- Damaged seals
- Gaps on the flush valve
- Small cuts on the flush valve
- The opening of the fill valve
It’s good news that these parts are easy to replace without spending a lot of money. However, property managers have a hard time because of this.
Although the said parts are not expensive, diagnosis is sometimes incorrect so replacement may not be necessary after all. They’re usually exposed to harsh cleaners so corrosion can’t be avoided.
The pressure build-up is not good for the toilet. It happens at night when only a few tenants in an apartment building use the toilet. The floating balls inside the water tank remain open.
But they can’t consistently hold on so they relieve the water’s weight which is equal to gallons. Thus, gallons of water are wasted at night without your knowledge if you live in an apartment building.
1. The exact amount lost because of leaks

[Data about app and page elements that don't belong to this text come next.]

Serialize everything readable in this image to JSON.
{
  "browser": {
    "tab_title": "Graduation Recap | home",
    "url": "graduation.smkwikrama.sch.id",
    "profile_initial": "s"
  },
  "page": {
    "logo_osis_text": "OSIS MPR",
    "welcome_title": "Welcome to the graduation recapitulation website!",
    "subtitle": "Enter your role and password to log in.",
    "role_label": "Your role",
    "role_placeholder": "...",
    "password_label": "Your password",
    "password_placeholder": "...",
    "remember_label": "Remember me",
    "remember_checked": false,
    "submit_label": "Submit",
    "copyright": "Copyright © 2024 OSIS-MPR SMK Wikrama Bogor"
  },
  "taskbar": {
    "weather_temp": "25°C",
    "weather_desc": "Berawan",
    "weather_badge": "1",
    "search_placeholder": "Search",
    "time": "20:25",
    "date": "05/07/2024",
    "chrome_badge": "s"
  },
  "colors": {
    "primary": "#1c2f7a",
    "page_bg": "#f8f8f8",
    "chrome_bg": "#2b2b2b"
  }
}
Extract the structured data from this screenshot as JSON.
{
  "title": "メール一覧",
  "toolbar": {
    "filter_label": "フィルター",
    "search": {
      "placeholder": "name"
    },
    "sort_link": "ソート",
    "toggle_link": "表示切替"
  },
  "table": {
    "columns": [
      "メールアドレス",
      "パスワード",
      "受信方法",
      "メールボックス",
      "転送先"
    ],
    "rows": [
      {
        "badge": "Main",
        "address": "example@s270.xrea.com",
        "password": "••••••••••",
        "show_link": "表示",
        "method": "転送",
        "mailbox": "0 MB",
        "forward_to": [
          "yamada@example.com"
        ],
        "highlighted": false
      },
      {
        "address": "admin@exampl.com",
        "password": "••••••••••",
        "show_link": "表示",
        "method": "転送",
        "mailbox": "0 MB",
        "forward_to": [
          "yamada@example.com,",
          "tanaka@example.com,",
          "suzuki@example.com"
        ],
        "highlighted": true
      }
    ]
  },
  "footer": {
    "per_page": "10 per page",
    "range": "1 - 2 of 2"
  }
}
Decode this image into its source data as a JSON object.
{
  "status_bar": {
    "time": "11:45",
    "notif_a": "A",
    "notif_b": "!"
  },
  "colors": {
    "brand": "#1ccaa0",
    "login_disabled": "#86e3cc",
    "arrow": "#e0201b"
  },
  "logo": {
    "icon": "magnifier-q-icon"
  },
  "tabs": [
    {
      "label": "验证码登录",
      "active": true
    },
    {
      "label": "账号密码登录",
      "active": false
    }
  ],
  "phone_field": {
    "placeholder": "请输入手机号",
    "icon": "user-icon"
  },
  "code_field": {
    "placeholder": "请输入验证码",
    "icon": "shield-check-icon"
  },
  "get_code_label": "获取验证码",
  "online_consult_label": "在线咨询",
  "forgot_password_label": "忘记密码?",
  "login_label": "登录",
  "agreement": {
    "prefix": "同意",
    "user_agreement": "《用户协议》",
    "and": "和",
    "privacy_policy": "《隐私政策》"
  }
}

The running water due to leakage is different from toilet gallons per flush. It depends on their speed. A slow leak can put 30 gallons of water a day into waste. This case won’t likely get your attention. A medium leak is more noticeable as around 250 gallons of water are wasted daily and it adds $3.50 per day to your water bill.
The most obvious is the large leak, which is a constant water flow and it releases 40,000 gallons of water a day. All of the leakage issues need immediate attention, especially this one. It’s ridiculous to pay $53 a day for nothing! Although water charges differ from place to place, wasting is not reasonable.
2. Prevention of leaks and ways to save water
There are leak detectors like LeakAlertor and toilet leak protection systems from E-SDS so you can avoid wasting water. Apart from these helpful items, you can do these things to save water:
- Flushing trash like used toilet paper in your toilet is not a wise move. Sending them to the sewer requires more water.
- Adjust the running water inside the tank; especially if it takes a long time to stop.
- How much water is in a toilet bowl? This question leads to the importance of a water line indicator inside a water tank. During water refill, you can let it stay in the line or below it.
- Choosing a flush mode with a low volume of water is good for a dual flush toilet.
Calculator for Toilet Water Usage
It’s great that local water utilities include a calculator for toilet water usage. Knowing the toilet flush volume or GPF (gallon per flush) is not enough to conserve water.
You have to know the amount of water that you use daily, monthly, or yearly. You can check the GPF on the product description or at the base of the tank. The calculator can also show you the water that you can save if you have a high-efficiency toilet.
How much water does your toilet use? To know the answer to this, you have to know the GPF of your toilet and you have to think about the traffic in your toilet. The number of users can also help you get the sum.
Evaluation if there are leaks is also necessary. If there is, you’ll have to add the amount of wasted water to the consumption of your toilet daily. Checking monthly or yearly usage is good as well.
I’m Paulk Webb, and I work as a writer for Saveourwaterrebates. I’m happy to put in the time and effort to conduct market research to identify the most pressing issues faced by households concerning their plumbing. Feel free to check out our guides to get the most informed recommendations for how to solve your problems.